◆ **Requirement**
Search the entries below for the word "your" and copy each line that has it.
*** Material for this task ***
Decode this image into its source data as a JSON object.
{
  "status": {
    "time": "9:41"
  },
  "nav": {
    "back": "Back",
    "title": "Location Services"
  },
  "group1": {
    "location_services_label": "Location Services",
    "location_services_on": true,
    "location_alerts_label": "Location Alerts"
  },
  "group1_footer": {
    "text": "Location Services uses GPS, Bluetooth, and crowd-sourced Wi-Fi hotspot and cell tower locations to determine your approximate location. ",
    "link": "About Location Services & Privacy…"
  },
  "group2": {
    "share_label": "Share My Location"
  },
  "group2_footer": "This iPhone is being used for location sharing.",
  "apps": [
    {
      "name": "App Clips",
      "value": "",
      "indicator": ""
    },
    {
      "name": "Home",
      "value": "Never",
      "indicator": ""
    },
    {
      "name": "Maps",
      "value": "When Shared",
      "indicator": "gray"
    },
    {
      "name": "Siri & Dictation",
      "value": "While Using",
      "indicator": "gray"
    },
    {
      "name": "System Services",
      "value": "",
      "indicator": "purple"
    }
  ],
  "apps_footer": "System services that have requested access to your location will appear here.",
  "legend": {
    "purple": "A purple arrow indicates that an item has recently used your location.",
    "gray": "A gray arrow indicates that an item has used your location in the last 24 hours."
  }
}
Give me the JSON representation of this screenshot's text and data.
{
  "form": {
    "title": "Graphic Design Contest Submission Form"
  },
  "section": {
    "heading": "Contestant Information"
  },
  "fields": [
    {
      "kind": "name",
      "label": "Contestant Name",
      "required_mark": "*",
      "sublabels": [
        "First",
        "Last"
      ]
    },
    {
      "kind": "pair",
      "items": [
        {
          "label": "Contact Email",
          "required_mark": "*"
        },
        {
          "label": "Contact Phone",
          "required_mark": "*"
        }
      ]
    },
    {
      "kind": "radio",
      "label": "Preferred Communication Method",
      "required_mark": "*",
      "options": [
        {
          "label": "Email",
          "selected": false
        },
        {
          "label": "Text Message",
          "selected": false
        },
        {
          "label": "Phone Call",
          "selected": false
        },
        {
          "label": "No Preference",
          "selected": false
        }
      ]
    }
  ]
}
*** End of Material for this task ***
◆ **Exercise result**
    "text": "Location Services uses GPS, Bluetooth, and crowd-sourced Wi-Fi hotspot and cell tower locations to determine your approximate location. ",
  "apps_footer": "System services that have requested access to your location will appear here.",
    "purple": "A purple arrow indicates that an item has recently used your location.",
    "gray": "A gray arrow indicates that an item has used your location in the last 24 hours."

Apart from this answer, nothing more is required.